What to do »
Look through the entries below and report every line that has "title".

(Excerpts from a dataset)
- - -

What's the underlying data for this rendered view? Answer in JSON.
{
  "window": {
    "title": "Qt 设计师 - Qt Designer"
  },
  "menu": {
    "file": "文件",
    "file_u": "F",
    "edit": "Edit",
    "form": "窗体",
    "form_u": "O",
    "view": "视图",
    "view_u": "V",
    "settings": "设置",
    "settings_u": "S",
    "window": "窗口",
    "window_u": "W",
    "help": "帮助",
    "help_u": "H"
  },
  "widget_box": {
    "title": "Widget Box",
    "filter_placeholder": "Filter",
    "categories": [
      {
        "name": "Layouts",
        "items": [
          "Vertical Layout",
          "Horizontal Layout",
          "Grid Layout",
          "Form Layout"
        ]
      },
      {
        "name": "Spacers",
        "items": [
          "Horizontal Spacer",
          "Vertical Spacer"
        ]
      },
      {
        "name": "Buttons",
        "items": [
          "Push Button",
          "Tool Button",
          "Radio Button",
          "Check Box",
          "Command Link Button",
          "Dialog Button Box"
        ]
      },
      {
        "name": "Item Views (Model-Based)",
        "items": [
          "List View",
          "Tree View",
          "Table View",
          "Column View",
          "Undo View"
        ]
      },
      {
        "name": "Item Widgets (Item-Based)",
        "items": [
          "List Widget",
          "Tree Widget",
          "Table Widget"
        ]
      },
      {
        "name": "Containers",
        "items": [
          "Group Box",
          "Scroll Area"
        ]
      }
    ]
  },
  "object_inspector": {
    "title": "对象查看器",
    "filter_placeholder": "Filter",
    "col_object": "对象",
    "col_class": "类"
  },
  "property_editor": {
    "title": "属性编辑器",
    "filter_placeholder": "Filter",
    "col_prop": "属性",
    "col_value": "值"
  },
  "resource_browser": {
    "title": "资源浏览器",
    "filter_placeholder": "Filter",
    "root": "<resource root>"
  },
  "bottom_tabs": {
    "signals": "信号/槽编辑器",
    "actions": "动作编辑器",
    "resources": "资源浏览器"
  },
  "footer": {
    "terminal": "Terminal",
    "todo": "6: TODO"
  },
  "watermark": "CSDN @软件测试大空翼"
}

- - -

Response »
    "title": "Qt 设计师 - Qt Designer"
    "title": "Widget Box",
    "title": "对象查看器",
    "title": "属性编辑器",
    "title": "资源浏览器",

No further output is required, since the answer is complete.